What a year in Los Angeles has taught me…
Today is the 1 year anniversary of the day my wife and I arrived in Los Angeles to start our new lives as Californians. As seems to be the custom, in a city as transitory in the lives of many of her millions of residents, I believe this officially makes us ‘old-timers’. As such, I thought I would take a moment to reflect on what I’ve learned this year, from our new home.
Yes, it will be this nice out again tomorrow in Los Angeles
It took me a solid 90 days to get used to fact that the weather in Los Angeles was going to be somewhere between perfect and some nameless state beyond perfect every day. As a native New Englander the transition period was difficult. Every minute I could be outside, I tried to be…Because I was so very certain there was no way this weather would hold. But it does. Day in, and day out. Incredibly, the first time I saw rain on a business trip I felt the wonderful excitement of a child on Christmas morning before he knows Santa isn’t real.
Instead of weather, we talk about traffic
Before we moved here I remember thinking: “How bad can the traffic in Los Angeles be, anyways? I grew up in Boston…Our traffic is so bad a 14 Billion dollar civil construction project couldn’t solve it. Well, it’s worse.
I don’t really like to use hyperbole as much as I used to. What I will say is, in Los Angeles, you plan your activities around the traffic. And I now know what it feels like to leave the house with a goal and be unable to accomplish it, simply because I could not reach my destination.
You don’t live in Los Angeles, you live in a neighborhood
In my case, it’s the West Side…And I rarely travel east of the 405 unless I am in a plane. Hell, I try not to travel east of Lincoln Blvd if I can avoid it. If I could wave a magic wand, I think I would build a wall on Centinela Avenue and call it a day.
It’s kind of hard to wrap your head around the size of this place until you’ve been here. LA county covers an area which is roughly the size of Eastern Massachusetts from Worcester to Boston Harbor and from state to state on the North/South axis.
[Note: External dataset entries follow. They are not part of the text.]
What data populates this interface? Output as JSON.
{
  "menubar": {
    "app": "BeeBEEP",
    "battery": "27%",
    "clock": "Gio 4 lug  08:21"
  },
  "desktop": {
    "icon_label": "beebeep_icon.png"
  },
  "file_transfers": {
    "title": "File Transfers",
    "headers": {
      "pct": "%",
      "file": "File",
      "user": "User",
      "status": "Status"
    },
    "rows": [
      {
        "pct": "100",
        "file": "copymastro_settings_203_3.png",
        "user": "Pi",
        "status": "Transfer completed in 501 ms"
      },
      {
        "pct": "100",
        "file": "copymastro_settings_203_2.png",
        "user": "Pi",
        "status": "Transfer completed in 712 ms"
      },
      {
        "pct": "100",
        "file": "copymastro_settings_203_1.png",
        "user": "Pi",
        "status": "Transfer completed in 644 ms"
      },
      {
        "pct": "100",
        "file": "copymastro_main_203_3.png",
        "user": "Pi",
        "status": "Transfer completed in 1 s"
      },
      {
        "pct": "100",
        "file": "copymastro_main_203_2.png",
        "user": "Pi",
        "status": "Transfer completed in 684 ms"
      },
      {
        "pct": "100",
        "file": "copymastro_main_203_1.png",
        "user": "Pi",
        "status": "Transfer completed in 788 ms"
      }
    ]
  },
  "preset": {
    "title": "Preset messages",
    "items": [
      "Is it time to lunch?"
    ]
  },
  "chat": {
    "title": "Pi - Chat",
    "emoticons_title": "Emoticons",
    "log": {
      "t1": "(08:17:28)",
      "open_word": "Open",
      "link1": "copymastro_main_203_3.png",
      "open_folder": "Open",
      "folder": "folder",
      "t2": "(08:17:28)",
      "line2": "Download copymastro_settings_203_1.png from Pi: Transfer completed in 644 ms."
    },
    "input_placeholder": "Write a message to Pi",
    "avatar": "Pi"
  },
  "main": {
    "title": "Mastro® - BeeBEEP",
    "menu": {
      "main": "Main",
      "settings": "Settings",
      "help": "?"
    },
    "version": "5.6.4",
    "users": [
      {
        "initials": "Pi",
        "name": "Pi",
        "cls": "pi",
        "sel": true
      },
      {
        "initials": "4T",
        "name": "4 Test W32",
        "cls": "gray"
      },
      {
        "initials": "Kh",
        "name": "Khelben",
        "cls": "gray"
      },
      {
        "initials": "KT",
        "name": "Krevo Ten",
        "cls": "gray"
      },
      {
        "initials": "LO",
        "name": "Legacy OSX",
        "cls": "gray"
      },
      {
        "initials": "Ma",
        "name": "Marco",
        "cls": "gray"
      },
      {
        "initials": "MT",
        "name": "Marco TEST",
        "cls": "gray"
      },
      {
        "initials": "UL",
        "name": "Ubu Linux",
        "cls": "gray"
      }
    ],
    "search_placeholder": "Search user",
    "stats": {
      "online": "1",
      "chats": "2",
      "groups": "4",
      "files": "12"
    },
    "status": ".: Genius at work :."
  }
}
And residents of the West Side have about as much in common with folks in the Valley as they have with people in another country.
Sunsets are epic, no matter what
Like the quality of the weather in Los Angeles, the sunsets are always epic. Every night, without fail, the sun slips into the Pacific with the most incredible show of beauty you’ve ever experienced. Night after glorious night. After a while you just get tired of it, which is a shame, but it is what it is. Fortunately, burritos never get old.
No matter how cool your car was back home, here it’s a joke
Unless you’re rolling in a Bugatti, or a Maserati, forget about pretending you have a cool car. Out here people give their housekeepers a Mercedes Benz to run errands and drive the kids to school. A BMW is about as cool in LA as a Toyota Corolla is in Boston. However, that’s not going to stop every jerk in a Honda Accord from trying to race you to the next red light, so get used to it. People drive loose and aggressive here. It’s a way of life.
This city is expensive, but that doesn’t mean it’s all classy
Living in LA works best if you aren’t trying to ‘make it’ as an artist, musician, or actor. I’m not saying these things aren’t important, I’m just saying LA isn’t really set up to support them anymore. Lots has been written on this subject so I’ll spare you the details…The bottom line is any neighborhood you would consider in LA is about as expensive as it gets.
But don’t think living in a fancy neighborhood is going to spare you from seeing or dealing with poverty…Because that’s not how it works here. A low-end two bedroom house in Venice Beach is going to run you around a million dollars. It also very likely comes complete with a family of mentally ill homeless people who use the crawl space under your porch for strange sex parties and other pagan rituals in the middle of the night.